◆ WHAT TO DO ◆
The response must consist of the complete listing below, reproduced without alteration.

◆ DATA PROVIDED ◆
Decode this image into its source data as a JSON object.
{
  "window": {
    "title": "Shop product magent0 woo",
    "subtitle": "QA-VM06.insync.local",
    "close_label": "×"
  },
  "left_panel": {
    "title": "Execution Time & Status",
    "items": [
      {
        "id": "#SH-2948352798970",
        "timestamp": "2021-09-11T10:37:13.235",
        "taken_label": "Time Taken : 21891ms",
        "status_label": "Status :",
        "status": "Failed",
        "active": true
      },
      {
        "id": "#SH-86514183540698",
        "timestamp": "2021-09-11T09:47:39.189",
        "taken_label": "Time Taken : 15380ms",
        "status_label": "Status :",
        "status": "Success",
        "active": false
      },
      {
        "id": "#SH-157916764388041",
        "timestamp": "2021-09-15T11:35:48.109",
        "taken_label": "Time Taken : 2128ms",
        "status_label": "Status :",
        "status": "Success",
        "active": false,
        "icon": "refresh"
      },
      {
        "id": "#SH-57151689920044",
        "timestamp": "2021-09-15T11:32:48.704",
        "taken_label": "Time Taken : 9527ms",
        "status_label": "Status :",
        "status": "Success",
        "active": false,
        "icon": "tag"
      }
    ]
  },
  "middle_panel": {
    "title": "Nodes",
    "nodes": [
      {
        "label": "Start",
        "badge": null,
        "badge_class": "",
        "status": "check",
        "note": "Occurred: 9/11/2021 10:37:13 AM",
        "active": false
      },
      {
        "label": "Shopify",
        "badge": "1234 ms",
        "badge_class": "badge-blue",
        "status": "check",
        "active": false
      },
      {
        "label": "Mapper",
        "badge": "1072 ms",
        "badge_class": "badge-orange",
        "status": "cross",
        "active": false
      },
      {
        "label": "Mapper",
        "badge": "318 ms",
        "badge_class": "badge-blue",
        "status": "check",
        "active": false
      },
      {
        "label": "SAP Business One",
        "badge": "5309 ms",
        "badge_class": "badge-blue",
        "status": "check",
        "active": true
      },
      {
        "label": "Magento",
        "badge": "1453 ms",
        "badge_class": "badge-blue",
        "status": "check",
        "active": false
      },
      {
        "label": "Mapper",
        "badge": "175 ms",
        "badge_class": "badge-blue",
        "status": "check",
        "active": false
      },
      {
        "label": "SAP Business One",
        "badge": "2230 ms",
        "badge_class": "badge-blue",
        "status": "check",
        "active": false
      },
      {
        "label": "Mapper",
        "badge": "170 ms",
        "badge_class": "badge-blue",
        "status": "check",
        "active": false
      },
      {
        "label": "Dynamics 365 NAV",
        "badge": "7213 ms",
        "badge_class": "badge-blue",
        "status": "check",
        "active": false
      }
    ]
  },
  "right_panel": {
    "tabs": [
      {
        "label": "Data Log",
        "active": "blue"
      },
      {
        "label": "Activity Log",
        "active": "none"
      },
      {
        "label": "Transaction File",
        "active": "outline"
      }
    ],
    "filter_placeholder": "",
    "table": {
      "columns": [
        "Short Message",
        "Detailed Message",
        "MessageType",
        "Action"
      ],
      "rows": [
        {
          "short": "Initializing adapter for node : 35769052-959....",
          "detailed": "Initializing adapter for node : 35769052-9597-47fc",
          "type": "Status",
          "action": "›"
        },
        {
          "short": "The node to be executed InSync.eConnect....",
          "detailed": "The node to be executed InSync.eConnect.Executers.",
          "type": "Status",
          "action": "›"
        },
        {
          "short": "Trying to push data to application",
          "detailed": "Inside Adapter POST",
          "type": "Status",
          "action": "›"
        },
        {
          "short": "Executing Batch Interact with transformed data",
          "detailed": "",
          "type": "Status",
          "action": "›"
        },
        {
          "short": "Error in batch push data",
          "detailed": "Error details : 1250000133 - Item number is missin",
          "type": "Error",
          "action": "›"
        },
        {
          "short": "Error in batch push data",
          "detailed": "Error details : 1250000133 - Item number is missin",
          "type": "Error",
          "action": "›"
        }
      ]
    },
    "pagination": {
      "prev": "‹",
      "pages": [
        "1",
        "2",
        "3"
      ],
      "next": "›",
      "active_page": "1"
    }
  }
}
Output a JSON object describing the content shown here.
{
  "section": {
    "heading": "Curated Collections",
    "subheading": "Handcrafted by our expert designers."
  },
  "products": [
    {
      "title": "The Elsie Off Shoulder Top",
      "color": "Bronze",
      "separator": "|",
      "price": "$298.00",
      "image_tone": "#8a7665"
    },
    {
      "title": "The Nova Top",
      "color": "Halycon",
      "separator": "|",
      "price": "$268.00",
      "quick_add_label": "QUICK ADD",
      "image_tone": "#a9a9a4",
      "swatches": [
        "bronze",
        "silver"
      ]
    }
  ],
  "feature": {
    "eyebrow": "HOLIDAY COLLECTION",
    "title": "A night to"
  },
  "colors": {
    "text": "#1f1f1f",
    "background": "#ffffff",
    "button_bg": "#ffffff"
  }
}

◆ TASK RESPONSE ◆
Decode this image into its source data as a JSON object.
{
  "window": {
    "title": "Shop product magent0 woo",
    "subtitle": "QA-VM06.insync.local",
    "close_label": "×"
  },
  "left_panel": {
    "title": "Execution Time & Status",
    "items": [
      {
        "id": "#SH-2948352798970",
        "timestamp": "2021-09-11T10:37:13.235",
        "taken_label": "Time Taken : 21891ms",
        "status_label": "Status :",
        "status": "Failed",
        "active": true
      },
      {
        "id": "#SH-86514183540698",
        "timestamp": "2021-09-11T09:47:39.189",
        "taken_label": "Time Taken : 15380ms",
        "status_label": "Status :",
        "status": "Success",
        "active": false
      },
      {
        "id": "#SH-157916764388041",
        "timestamp": "2021-09-15T11:35:48.109",
        "taken_label": "Time Taken : 2128ms",
        "status_label": "Status :",
        "status": "Success",
        "active": false,
        "icon": "refresh"
      },
      {
        "id": "#SH-57151689920044",
        "timestamp": "2021-09-15T11:32:48.704",
        "taken_label": "Time Taken : 9527ms",
        "status_label": "Status :",
        "status": "Success",
        "active": false,
        "icon": "tag"
      }
    ]
  },
  "middle_panel": {
    "title": "Nodes",
    "nodes": [
      {
        "label": "Start",
        "badge": null,
        "badge_class": "",
        "status": "check",
        "note": "Occurred: 9/11/2021 10:37:13 AM",
        "active": false
      },
      {
        "label": "Shopify",
        "badge": "1234 ms",
        "badge_class": "badge-blue",
        "status": "check",
        "active": false
      },
      {
        "label": "Mapper",
        "badge": "1072 ms",
        "badge_class": "badge-orange",
        "status": "cross",
        "active": false
      },
      {
        "label": "Mapper",
        "badge": "318 ms",
        "badge_class": "badge-blue",
        "status": "check",
        "active": false
      },
      {
        "label": "SAP Business One",
        "badge": "5309 ms",
        "badge_class": "badge-blue",
        "status": "check",
        "active": true
      },
      {
        "label": "Magento",
        "badge": "1453 ms",
        "badge_class": "badge-blue",
        "status": "check",
        "active": false
      },
      {
        "label": "Mapper",
        "badge": "175 ms",
        "badge_class": "badge-blue",
        "status": "check",
        "active": false
      },
      {
        "label": "SAP Business One",
        "badge": "2230 ms",
        "badge_class": "badge-blue",
        "status": "check",
        "active": false
      },
      {
        "label": "Mapper",
        "badge": "170 ms",
        "badge_class": "badge-blue",
        "status": "check",
        "active": false
      },
      {
        "label": "Dynamics 365 NAV",
        "badge": "7213 ms",
        "badge_class": "badge-blue",
        "status": "check",
        "active": false
      }
    ]
  },
  "right_panel": {
    "tabs": [
      {
        "label": "Data Log",
        "active": "blue"
      },
      {
        "label": "Activity Log",
        "active": "none"
      },
      {
        "label": "Transaction File",
        "active": "outline"
      }
    ],
    "filter_placeholder": "",
    "table": {
      "columns": [
        "Short Message",
        "Detailed Message",
        "MessageType",
        "Action"
      ],
      "rows": [
        {
          "short": "Initializing adapter for node : 35769052-959....",
          "detailed": "Initializing adapter for node : 35769052-9597-47fc",
          "type": "Status",
          "action": "›"
        },
        {
          "short": "The node to be executed InSync.eConnect....",
          "detailed": "The node to be executed InSync.eConnect.Executers.",
          "type": "Status",
          "action": "›"
        },
        {
          "short": "Trying to push data to application",
          "detailed": "Inside Adapter POST",
          "type": "Status",
          "action": "›"
        },
        {
          "short": "Executing Batch Interact with transformed data",
          "detailed": "",
          "type": "Status",
          "action": "›"
        },
        {
          "short": "Error in batch push data",
          "detailed": "Error details : 1250000133 - Item number is missin",
          "type": "Error",
          "action": "›"
        },
        {
          "short": "Error in batch push data",
          "detailed": "Error details : 1250000133 - Item number is missin",
          "type": "Error",
          "action": "›"
        }
      ]
    },
    "pagination": {
      "prev": "‹",
      "pages": [
        "1",
        "2",
        "3"
      ],
      "next": "›",
      "active_page": "1"
    }
  }
}
Output a JSON object describing the content shown here.
{
  "section": {
    "heading": "Curated Collections",
    "subheading": "Handcrafted by our expert designers."
  },
  "products": [
    {
      "title": "The Elsie Off Shoulder Top",
      "color": "Bronze",
      "separator": "|",
      "price": "$298.00",
      "image_tone": "#8a7665"
    },
    {
      "title": "The Nova Top",
      "color": "Halycon",
      "separator": "|",
      "price": "$268.00",
      "quick_add_label": "QUICK ADD",
      "image_tone": "#a9a9a4",
      "swatches": [
        "bronze",
        "silver"
      ]
    }
  ],
  "feature": {
    "eyebrow": "HOLIDAY COLLECTION",
    "title": "A night to"
  },
  "colors": {
    "text": "#1f1f1f",
    "background": "#ffffff",
    "button_bg": "#ffffff"
  }
}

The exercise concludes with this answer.